* PROBLEM DETAILS
For this exercise, print the records below verbatim.

* Data items
________________________________________

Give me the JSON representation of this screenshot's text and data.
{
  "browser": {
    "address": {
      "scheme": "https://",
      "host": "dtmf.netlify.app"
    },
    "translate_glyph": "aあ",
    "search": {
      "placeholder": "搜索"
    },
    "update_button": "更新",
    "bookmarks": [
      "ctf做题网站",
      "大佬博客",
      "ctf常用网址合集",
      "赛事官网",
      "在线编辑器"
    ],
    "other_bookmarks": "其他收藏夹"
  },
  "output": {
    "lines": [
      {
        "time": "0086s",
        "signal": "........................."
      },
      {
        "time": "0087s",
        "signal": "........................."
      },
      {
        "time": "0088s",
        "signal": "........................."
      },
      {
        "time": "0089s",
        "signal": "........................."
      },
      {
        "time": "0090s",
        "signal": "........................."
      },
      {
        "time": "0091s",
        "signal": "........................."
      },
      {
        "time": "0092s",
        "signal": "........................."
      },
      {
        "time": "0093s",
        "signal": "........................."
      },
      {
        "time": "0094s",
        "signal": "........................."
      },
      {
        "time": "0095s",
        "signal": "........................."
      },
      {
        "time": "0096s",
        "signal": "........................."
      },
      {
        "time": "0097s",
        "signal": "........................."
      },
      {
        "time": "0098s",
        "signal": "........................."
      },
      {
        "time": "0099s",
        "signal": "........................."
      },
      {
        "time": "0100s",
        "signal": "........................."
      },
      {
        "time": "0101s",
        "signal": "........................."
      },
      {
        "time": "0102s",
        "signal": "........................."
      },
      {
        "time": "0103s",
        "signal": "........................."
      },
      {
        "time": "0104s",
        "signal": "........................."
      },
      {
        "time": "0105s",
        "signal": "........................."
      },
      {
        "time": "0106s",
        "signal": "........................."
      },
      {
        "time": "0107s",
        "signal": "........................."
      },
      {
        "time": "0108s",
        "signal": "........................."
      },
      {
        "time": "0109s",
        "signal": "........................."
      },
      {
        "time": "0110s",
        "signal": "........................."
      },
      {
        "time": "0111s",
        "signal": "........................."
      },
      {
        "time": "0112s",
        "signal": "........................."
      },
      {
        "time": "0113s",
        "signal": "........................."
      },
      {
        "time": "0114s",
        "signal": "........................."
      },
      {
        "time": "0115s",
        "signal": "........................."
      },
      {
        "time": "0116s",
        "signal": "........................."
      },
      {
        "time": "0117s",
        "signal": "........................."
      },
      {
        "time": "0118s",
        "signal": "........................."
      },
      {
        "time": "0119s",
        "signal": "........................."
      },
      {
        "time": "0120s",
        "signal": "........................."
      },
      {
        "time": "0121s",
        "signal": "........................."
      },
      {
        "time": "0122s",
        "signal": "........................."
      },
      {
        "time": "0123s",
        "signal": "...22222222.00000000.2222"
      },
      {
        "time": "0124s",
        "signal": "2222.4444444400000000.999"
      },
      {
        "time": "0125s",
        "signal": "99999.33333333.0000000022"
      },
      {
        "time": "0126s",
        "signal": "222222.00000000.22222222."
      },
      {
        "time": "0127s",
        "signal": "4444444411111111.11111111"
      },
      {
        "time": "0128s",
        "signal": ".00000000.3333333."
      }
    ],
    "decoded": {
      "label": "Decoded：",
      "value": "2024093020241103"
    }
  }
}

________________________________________

* ANSWER FOR THIS EXERCISE
Give me the JSON representation of this screenshot's text and data.
{
  "browser": {
    "address": {
      "scheme": "https://",
      "host": "dtmf.netlify.app"
    },
    "translate_glyph": "aあ",
    "search": {
      "placeholder": "搜索"
    },
    "update_button": "更新",
    "bookmarks": [
      "ctf做题网站",
      "大佬博客",
      "ctf常用网址合集",
      "赛事官网",
      "在线编辑器"
    ],
    "other_bookmarks": "其他收藏夹"
  },
  "output": {
    "lines": [
      {
        "time": "0086s",
        "signal": "........................."
      },
      {
        "time": "0087s",
        "signal": "........................."
      },
      {
        "time": "0088s",
        "signal": "........................."
      },
      {
        "time": "0089s",
        "signal": "........................."
      },
      {
        "time": "0090s",
        "signal": "........................."
      },
      {
        "time": "0091s",
        "signal": "........................."
      },
      {
        "time": "0092s",
        "signal": "........................."
      },
      {
        "time": "0093s",
        "signal": "........................."
      },
      {
        "time": "0094s",
        "signal": "........................."
      },
      {
        "time": "0095s",
        "signal": "........................."
      },
      {
        "time": "0096s",
        "signal": "........................."
      },
      {
        "time": "0097s",
        "signal": "........................."
      },
      {
        "time": "0098s",
        "signal": "........................."
      },
      {
        "time": "0099s",
        "signal": "........................."
      },
      {
        "time": "0100s",
        "signal": "........................."
      },
      {
        "time": "0101s",
        "signal": "........................."
      },
      {
        "time": "0102s",
        "signal": "........................."
      },
      {
        "time": "0103s",
        "signal": "........................."
      },
      {
        "time": "0104s",
        "signal": "........................."
      },
      {
        "time": "0105s",
        "signal": "........................."
      },
      {
        "time": "0106s",
        "signal": "........................."
      },
      {
        "time": "0107s",
        "signal": "........................."
      },
      {
        "time": "0108s",
        "signal": "........................."
      },
      {
        "time": "0109s",
        "signal": "........................."
      },
      {
        "time": "0110s",
        "signal": "........................."
      },
      {
        "time": "0111s",
        "signal": "........................."
      },
      {
        "time": "0112s",
        "signal": "........................."
      },
      {
        "time": "0113s",
        "signal": "........................."
      },
      {
        "time": "0114s",
        "signal": "........................."
      },
      {
        "time": "0115s",
        "signal": "........................."
      },
      {
        "time": "0116s",
        "signal": "........................."
      },
      {
        "time": "0117s",
        "signal": "........................."
      },
      {
        "time": "0118s",
        "signal": "........................."
      },
      {
        "time": "0119s",
        "signal": "........................."
      },
      {
        "time": "0120s",
        "signal": "........................."
      },
      {
        "time": "0121s",
        "signal": "........................."
      },
      {
        "time": "0122s",
        "signal": "........................."
      },
      {
        "time": "0123s",
        "signal": "...22222222.00000000.2222"
      },
      {
        "time": "0124s",
        "signal": "2222.4444444400000000.999"
      },
      {
        "time": "0125s",
        "signal": "99999.33333333.0000000022"
      },
      {
        "time": "0126s",
        "signal": "222222.00000000.22222222."
      },
      {
        "time": "0127s",
        "signal": "4444444411111111.11111111"
      },
      {
        "time": "0128s",
        "signal": ".00000000.3333333."
      }
    ],
    "decoded": {
      "label": "Decoded：",
      "value": "2024093020241103"
    }
  }
}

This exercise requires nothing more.